Setting Up a Business in Singapore
If you can be flexible on where in the world you see tup your business, then Singapore may well be near the top of your list. This cosmopolitan country is welcoming to new businesses with it's straightforward rules and regulations and appealing taxation levels.
Incorporating a Company in Singapore
As the process of setting up a business in Singapore is relatively simple, many entrepreneurs choose to incorporate their businesses here. This section will provide an overview of the process of company incorporation in Singapore.
The first step is to submit an application for company registration with the Accounting and Corporate Regulatory Authority (ACRA). The applicant will need to provide information such as the proposed company name, the business activities that the company will be engaged in, the registered address of the company, and the names and particulars of the directors and shareholders.

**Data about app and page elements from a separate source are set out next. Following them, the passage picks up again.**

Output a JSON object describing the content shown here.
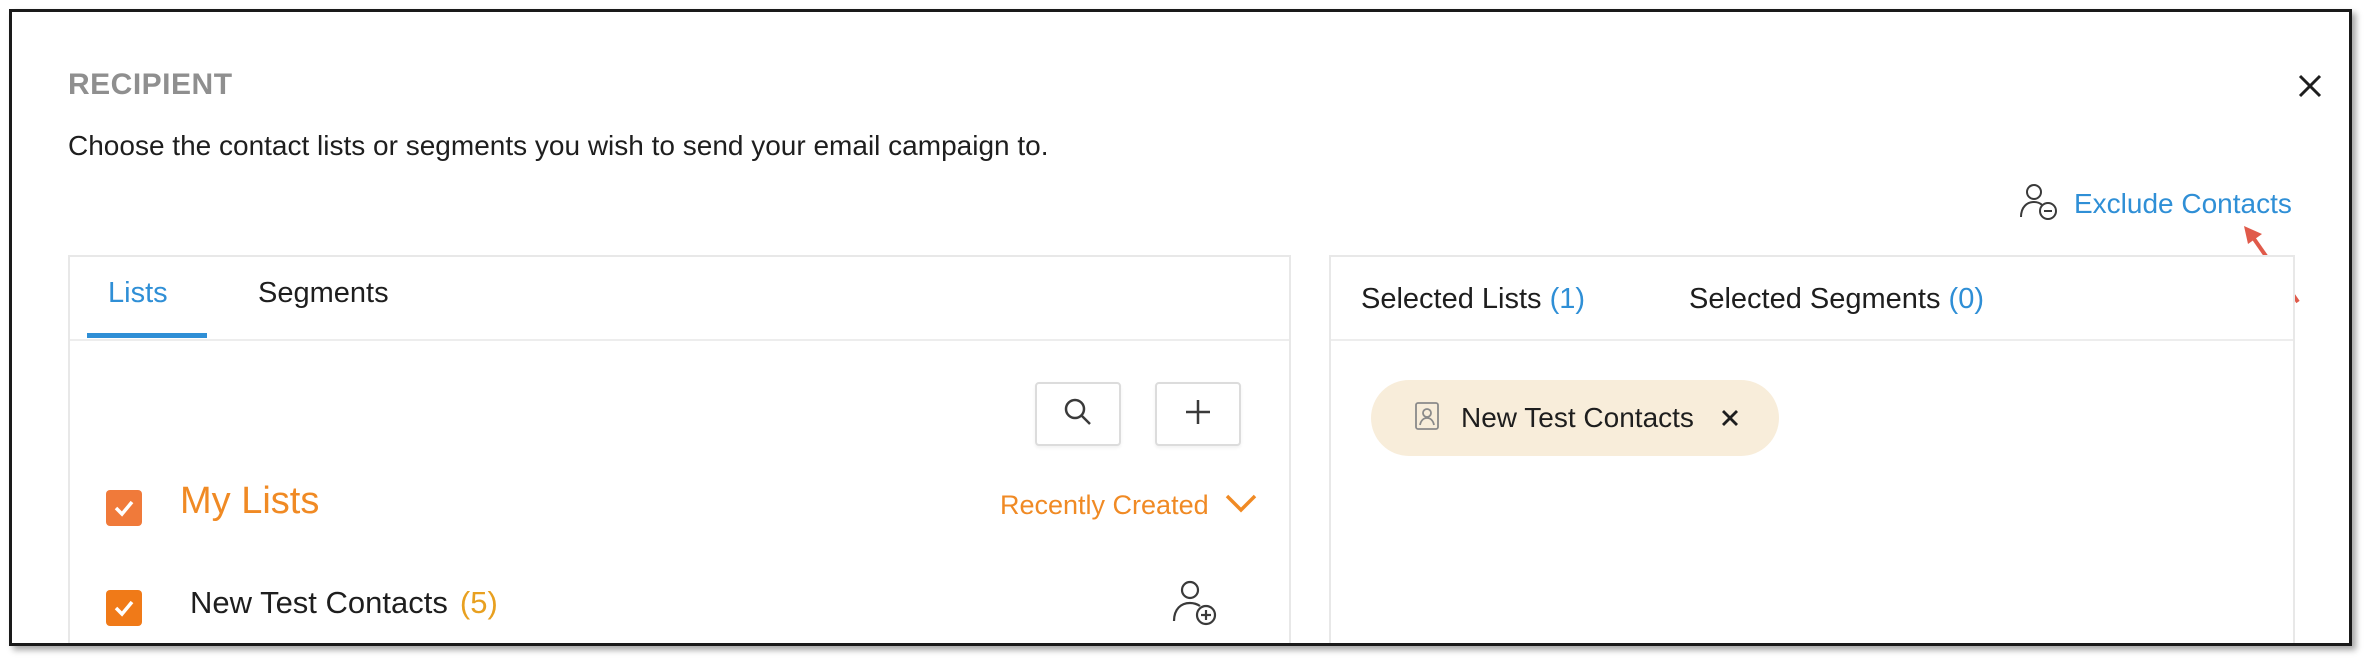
{
  "dialog": {
    "title": "RECIPIENT",
    "description": "Choose the contact lists or segments you wish to send your email campaign to.",
    "close_icon": "close-icon"
  },
  "exclude": {
    "label": "Exclude Contacts",
    "icon": "user-minus-icon"
  },
  "left_panel": {
    "tabs": [
      {
        "label": "Lists",
        "active": true
      },
      {
        "label": "Segments",
        "active": false
      }
    ],
    "actions": {
      "search_icon": "search-icon",
      "add_icon": "plus-icon"
    },
    "group": {
      "title": "My Lists",
      "checked": true,
      "sort_label": "Recently Created",
      "sort_icon": "chevron-down-icon"
    },
    "items": [
      {
        "name": "New Test Contacts",
        "count": "(5)",
        "checked": true,
        "action_icon": "add-user-icon"
      }
    ]
  },
  "right_panel": {
    "tabs": [
      {
        "label": "Selected Lists",
        "count": "(1)"
      },
      {
        "label": "Selected Segments",
        "count": "(0)"
      }
    ],
    "chips": [
      {
        "label": "New Test Contacts",
        "icon": "contact-list-icon"
      }
    ]
  },
  "colors": {
    "accent_blue": "#2f8fd6",
    "accent_orange": "#f08a24",
    "checkbox_orange": "#f07a3a",
    "count_orange": "#e8a020",
    "chip_bg": "#f8edda",
    "arrow_red": "#e05a4a"
  }
}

Once ACRA has approved the application, the next step is to open a corporate bank account. The applicant will need to provide documents such as the Certificate of Incorporation, the company’s Constitution, and a list of the director’s personal particulars.
The next step is to apply for a business license from the relevant government agency. The applicant will need to provide information on the nature of the business, the registered address of the company, and the proposed activities of the company.
After the business license has been obtained, the company can commence operations in Singapore. However, it is important to note that there are ongoing compliance requirements that companies must meet, such as filing annual returns with ACRA and maintaining proper accounting records.
It should be noted that there are various types of business licenses available in Singapore, and the application process may vary depending on the type of license required.
Recruiting Staff in Singapore
The next step is to recruit staff for the company. The Ministry of Manpower (MOM) provides a range of services to help businesses in Singapore find suitable employees.
The MOM website includes a job portal where businesses can post vacancies and search for candidates, as well as a range of resources on employment practices in Singapore.
Businesses can also apply for work passes for foreign employees. The application process will vary depending on the type of work pass required.
Setting Up Premises
The next step is to find suitable premises for the business. The Business Space Finder tool on the EDB website can be used to search for commercial property in Singapore.
Businesses can also lease space from coworking spaces or incubators/accelerators.
Taxation in Singapore
The next step is to register for taxes with the Inland Revenue Authority of Singapore (IRAS). The types of taxes that businesses must pay include corporate income tax, Goods and Services Tax (GST), and property tax.
Businesses can register for GST online through the IRAS website.
Cost of Living in Singapore
The cost of living in Singapore is relatively high, but there are a number of ways to save money. For example, many businesses choose to house their employees in shared accommodation or dormitories.
When compared to other cities such as New York or London, the cost of living in Singapore is actually relatively affordable.
Singapore is a cosmopolitan city with a diverse population. The three main ethnic groups are Chinese, Malay, and Indian.
As English is one of the official languages in Singapore, it is widely spoken by the population.
The Singaporean culture is a mix of Eastern and Western influences. The traditional Chinese festivals of Lunar New Year and Mid-Autumn Festival are widely celebrated, while Western holidays such as Christmas and Halloween are also popular.
Business Etiquette in Singapore
When doing business in Singapore, it is important to be aware of the local customs and etiquette. For example, it is considered polite to exchange business cards when meeting someone for the first time.
Greetings are usually done with a handshake, although it is not uncommon for men to greet each other with a pat on the back.
Business meetings are generally formal affairs, and it is important to be punctual.
The dress code in Singapore is relatively casual, although smart casual or business attire may be required for certain meetings or events.
The process of setting up a business in Singapore is relatively straightforward, and there are a number of government agencies and resources available to assist businesses in getting started. However, it is important to note that there are ongoing compliance requirements that companies must meet.